• [AIM OF THE TASK]:
Using the records provided below, locate and copy each line that contains the word "show".

• [DATA RECORDS]:
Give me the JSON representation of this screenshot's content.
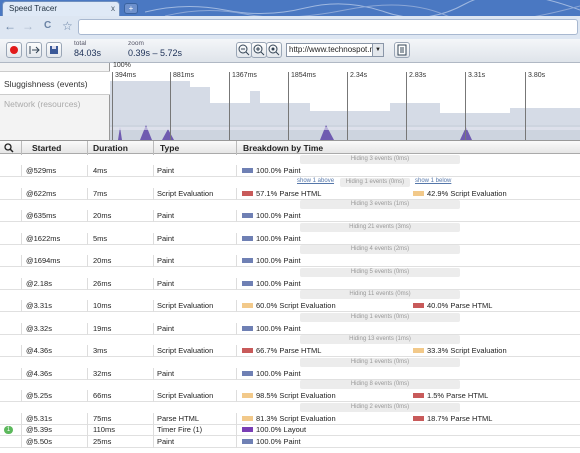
{
  "browser": {
    "tab_title": "Speed Tracer",
    "tab_close": "x",
    "newtab": "+",
    "back": "←",
    "forward": "→",
    "reload": "C",
    "star": "☆"
  },
  "toolbar": {
    "total_label": "total",
    "total_value": "84.03s",
    "zoom_label": "zoom",
    "zoom_value": "0.39s – 5.72s",
    "url": "http://www.technospot.ne",
    "icons": [
      "record-icon",
      "clear-icon",
      "save-icon",
      "zoom-out-icon",
      "zoom-in-icon",
      "zoom-fit-icon",
      "notes-icon"
    ]
  },
  "overview": {
    "percent_label": "100%",
    "lane_sluggishness": "Sluggishness (events)",
    "lane_network": "Network (resources)",
    "ticks": [
      "394ms",
      "881ms",
      "1367ms",
      "1854ms",
      "2.34s",
      "2.83s",
      "3.31s",
      "3.80s"
    ]
  },
  "table": {
    "headers": {
      "started": "Started",
      "duration": "Duration",
      "type": "Type",
      "breakdown": "Breakdown by Time"
    },
    "show_above": "show 1 above",
    "show_below": "show 1 below",
    "rows": [
      {
        "hide": "Hiding 3 events (0ms)"
      },
      {
        "started": "@529ms",
        "duration": "4ms",
        "type": "Paint",
        "b1": "100.0% Paint",
        "c1": "#6f80b4"
      },
      {
        "hide": "Hiding 1 events (0ms)",
        "links": true
      },
      {
        "started": "@622ms",
        "duration": "7ms",
        "type": "Script Evaluation",
        "b1": "57.1% Parse HTML",
        "c1": "#c85a5a",
        "b2": "42.9% Script Evaluation",
        "c2": "#f2c98a"
      },
      {
        "hide": "Hiding 3 events (1ms)"
      },
      {
        "started": "@635ms",
        "duration": "20ms",
        "type": "Paint",
        "b1": "100.0% Paint",
        "c1": "#6f80b4"
      },
      {
        "hide": "Hiding 21 events (3ms)"
      },
      {
        "started": "@1622ms",
        "duration": "5ms",
        "type": "Paint",
        "b1": "100.0% Paint",
        "c1": "#6f80b4"
      },
      {
        "hide": "Hiding 4 events (2ms)"
      },
      {
        "started": "@1694ms",
        "duration": "20ms",
        "type": "Paint",
        "b1": "100.0% Paint",
        "c1": "#6f80b4"
      },
      {
        "hide": "Hiding 5 events (0ms)"
      },
      {
        "started": "@2.18s",
        "duration": "26ms",
        "type": "Paint",
        "b1": "100.0% Paint",
        "c1": "#6f80b4"
      },
      {
        "hide": "Hiding 11 events (0ms)"
      },
      {
        "started": "@3.31s",
        "duration": "10ms",
        "type": "Script Evaluation",
        "b1": "60.0% Script Evaluation",
        "c1": "#f2c98a",
        "b2": "40.0% Parse HTML",
        "c2": "#c85a5a"
      },
      {
        "hide": "Hiding 1 events (0ms)"
      },
      {
        "started": "@3.32s",
        "duration": "19ms",
        "type": "Paint",
        "b1": "100.0% Paint",
        "c1": "#6f80b4"
      },
      {
        "hide": "Hiding 13 events (1ms)"
      },
      {
        "started": "@4.36s",
        "duration": "3ms",
        "type": "Script Evaluation",
        "b1": "66.7% Parse HTML",
        "c1": "#c85a5a",
        "b2": "33.3% Script Evaluation",
        "c2": "#f2c98a"
      },
      {
        "hide": "Hiding 1 events (0ms)"
      },
      {
        "started": "@4.36s",
        "duration": "32ms",
        "type": "Paint",
        "b1": "100.0% Paint",
        "c1": "#6f80b4"
      },
      {
        "hide": "Hiding 8 events (0ms)"
      },
      {
        "started": "@5.25s",
        "duration": "66ms",
        "type": "Script Evaluation",
        "b1": "98.5% Script Evaluation",
        "c1": "#f2c98a",
        "b2": "1.5% Parse HTML",
        "c2": "#c85a5a"
      },
      {
        "hide": "Hiding 2 events (0ms)"
      },
      {
        "started": "@5.31s",
        "duration": "75ms",
        "type": "Parse HTML",
        "b1": "81.3% Script Evaluation",
        "c1": "#f2c98a",
        "b2": "18.7% Parse HTML",
        "c2": "#c85a5a"
      },
      {
        "started": "@5.39s",
        "duration": "110ms",
        "type": "Timer Fire (1)",
        "b1": "100.0% Layout",
        "c1": "#7a3fb5",
        "badge": "1"
      },
      {
        "started": "@5.50s",
        "duration": "25ms",
        "type": "Paint",
        "b1": "100.0% Paint",
        "c1": "#6f80b4"
      }
    ]
  }
}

• [OUTPUT OF THE EXERCISE]:
    "show_above": "show 1 above",
    "show_below": "show 1 below",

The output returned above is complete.